Stored entries:
=== Section Start ===

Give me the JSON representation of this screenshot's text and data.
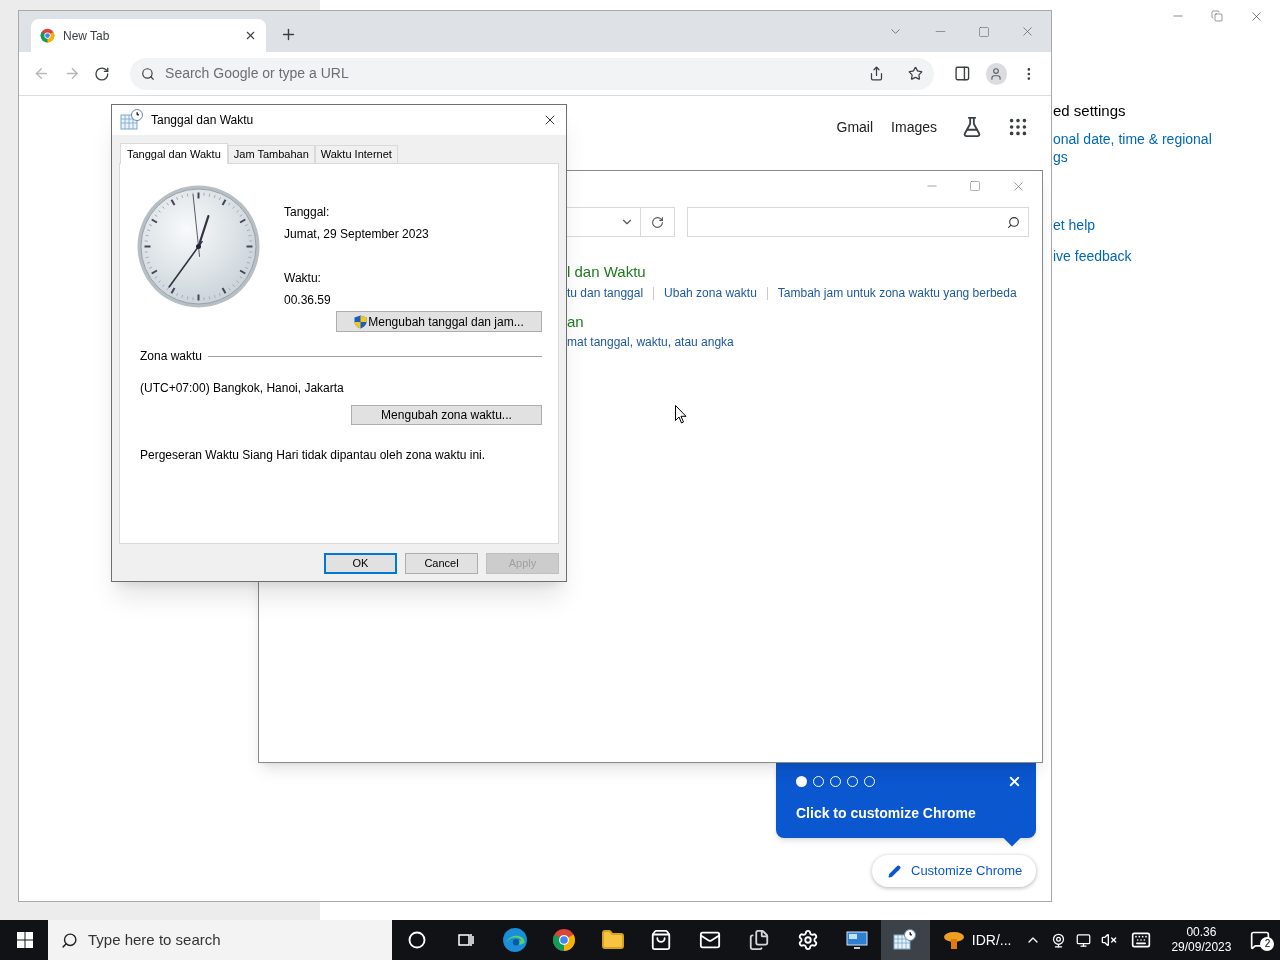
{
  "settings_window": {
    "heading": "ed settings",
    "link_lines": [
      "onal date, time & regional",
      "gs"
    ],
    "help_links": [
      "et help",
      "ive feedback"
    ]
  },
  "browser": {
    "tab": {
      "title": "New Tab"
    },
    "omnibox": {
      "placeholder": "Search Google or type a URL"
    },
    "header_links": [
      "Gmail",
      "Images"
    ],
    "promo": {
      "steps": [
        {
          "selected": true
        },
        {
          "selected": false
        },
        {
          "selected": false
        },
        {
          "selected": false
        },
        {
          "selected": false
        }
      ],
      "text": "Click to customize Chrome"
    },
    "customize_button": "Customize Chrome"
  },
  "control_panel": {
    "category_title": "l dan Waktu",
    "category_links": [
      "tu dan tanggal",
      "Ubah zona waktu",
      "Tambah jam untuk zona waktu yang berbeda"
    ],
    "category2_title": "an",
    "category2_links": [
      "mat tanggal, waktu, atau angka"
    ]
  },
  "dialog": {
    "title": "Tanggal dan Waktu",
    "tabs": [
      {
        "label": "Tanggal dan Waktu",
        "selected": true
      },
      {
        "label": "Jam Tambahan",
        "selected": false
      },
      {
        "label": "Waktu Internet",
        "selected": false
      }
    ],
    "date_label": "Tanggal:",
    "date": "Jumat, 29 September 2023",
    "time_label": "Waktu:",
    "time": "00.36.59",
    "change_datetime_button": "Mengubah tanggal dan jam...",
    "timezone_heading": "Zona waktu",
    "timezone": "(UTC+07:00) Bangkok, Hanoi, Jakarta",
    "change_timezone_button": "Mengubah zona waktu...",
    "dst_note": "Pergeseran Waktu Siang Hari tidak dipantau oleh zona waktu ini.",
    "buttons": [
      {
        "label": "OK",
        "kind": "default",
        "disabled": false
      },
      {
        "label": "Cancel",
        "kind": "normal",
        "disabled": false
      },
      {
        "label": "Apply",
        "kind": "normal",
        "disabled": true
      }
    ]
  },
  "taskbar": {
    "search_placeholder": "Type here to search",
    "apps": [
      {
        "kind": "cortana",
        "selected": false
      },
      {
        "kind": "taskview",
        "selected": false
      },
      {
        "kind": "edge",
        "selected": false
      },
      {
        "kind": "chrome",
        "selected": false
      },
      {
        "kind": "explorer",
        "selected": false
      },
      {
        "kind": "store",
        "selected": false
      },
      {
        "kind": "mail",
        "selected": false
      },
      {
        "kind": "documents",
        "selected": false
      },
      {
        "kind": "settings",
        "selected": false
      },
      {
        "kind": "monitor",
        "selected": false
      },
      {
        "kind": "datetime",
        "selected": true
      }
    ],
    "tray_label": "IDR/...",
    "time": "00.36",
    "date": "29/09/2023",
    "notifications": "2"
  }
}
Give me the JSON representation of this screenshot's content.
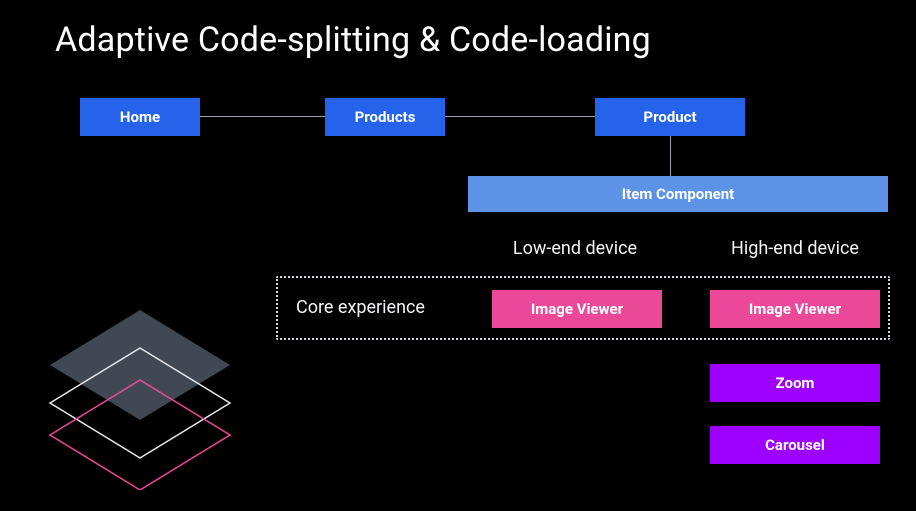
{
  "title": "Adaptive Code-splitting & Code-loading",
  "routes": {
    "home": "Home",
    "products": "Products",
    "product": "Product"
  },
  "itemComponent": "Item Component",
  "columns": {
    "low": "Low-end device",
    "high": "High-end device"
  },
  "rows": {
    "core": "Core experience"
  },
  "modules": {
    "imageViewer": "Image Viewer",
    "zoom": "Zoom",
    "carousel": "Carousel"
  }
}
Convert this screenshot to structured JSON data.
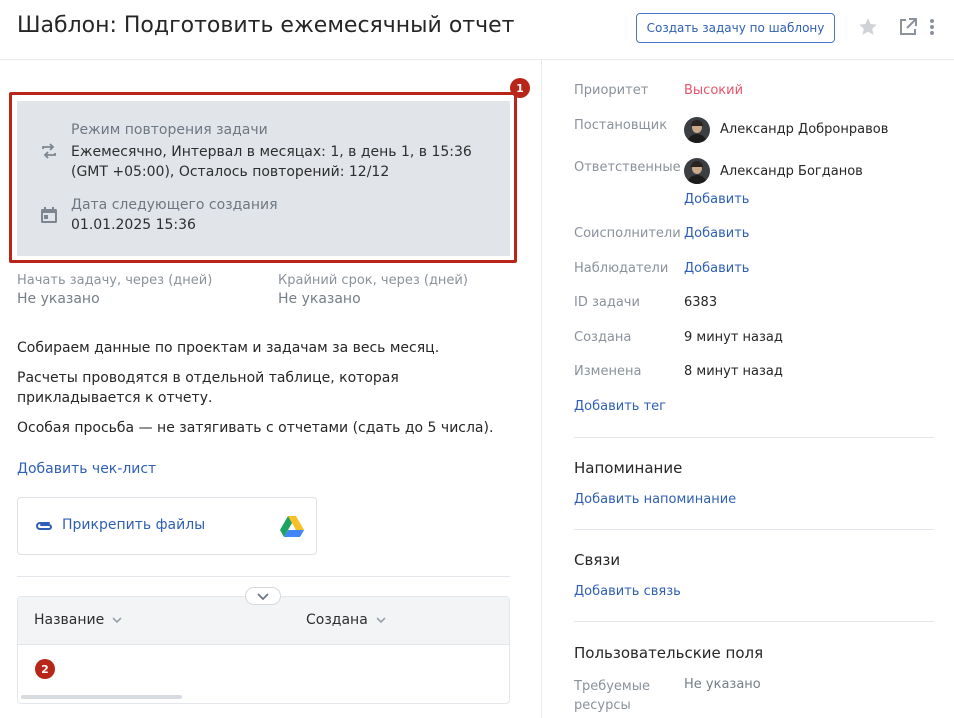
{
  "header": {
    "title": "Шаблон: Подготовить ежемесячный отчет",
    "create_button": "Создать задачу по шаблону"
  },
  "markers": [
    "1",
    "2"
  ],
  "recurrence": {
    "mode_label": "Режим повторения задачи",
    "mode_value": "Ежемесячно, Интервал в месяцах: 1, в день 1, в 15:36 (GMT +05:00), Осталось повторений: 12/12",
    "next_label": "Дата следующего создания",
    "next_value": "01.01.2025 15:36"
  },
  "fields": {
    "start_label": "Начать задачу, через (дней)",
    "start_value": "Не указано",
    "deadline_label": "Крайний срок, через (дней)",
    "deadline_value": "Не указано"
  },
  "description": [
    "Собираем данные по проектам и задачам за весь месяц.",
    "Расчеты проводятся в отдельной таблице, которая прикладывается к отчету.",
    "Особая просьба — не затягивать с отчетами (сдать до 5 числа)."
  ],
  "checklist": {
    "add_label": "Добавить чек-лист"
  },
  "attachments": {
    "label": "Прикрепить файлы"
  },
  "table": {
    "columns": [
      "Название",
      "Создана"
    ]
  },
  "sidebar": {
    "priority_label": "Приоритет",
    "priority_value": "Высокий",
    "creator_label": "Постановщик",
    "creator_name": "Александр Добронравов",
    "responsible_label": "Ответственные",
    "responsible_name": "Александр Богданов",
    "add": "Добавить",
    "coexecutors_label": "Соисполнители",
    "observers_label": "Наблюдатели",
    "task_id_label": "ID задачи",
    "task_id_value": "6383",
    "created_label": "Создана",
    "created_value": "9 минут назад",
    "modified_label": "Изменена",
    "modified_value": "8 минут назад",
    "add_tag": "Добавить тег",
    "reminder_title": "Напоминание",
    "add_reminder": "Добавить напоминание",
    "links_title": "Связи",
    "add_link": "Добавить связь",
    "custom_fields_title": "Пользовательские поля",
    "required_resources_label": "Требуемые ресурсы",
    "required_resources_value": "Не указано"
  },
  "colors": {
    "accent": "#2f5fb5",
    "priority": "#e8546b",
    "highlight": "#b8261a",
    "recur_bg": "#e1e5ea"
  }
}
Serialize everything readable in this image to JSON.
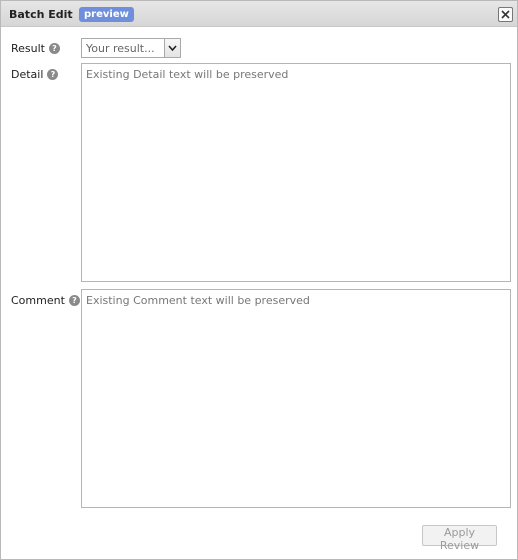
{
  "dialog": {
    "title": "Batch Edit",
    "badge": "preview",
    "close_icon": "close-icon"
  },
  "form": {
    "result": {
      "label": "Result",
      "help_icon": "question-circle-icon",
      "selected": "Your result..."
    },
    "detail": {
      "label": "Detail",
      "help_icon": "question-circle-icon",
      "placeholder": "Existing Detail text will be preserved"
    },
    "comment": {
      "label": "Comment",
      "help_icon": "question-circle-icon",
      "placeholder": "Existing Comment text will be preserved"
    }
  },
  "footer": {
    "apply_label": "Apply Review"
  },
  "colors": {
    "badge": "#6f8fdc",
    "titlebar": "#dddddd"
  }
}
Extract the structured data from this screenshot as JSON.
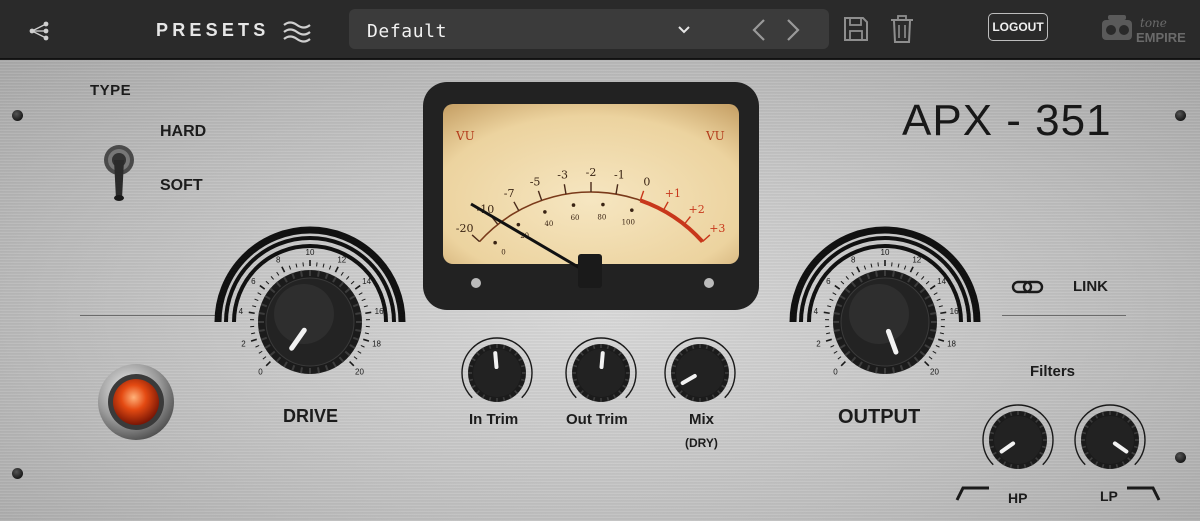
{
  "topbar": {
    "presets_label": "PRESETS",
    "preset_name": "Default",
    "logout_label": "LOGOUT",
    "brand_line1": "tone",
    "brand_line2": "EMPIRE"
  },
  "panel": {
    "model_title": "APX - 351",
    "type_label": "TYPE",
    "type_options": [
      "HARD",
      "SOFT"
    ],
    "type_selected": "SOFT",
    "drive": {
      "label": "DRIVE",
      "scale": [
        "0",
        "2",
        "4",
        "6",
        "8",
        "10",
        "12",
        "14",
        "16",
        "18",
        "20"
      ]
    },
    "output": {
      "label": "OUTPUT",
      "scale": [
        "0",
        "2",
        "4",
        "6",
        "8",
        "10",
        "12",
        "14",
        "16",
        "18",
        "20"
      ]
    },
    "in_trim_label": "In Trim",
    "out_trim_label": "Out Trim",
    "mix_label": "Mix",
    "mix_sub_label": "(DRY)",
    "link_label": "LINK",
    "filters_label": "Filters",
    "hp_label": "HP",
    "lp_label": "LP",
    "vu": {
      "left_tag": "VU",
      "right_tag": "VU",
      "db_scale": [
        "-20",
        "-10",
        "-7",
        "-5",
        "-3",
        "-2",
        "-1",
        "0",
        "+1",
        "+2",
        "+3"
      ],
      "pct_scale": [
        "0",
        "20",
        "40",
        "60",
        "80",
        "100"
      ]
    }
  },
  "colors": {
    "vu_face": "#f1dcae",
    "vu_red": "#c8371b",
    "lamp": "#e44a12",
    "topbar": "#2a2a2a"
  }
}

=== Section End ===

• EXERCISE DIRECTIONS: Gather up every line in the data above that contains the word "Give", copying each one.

• TASK RESULT:
Give me the JSON representation of this screenshot's text and data.
Give me the JSON representation of this screenshot's content.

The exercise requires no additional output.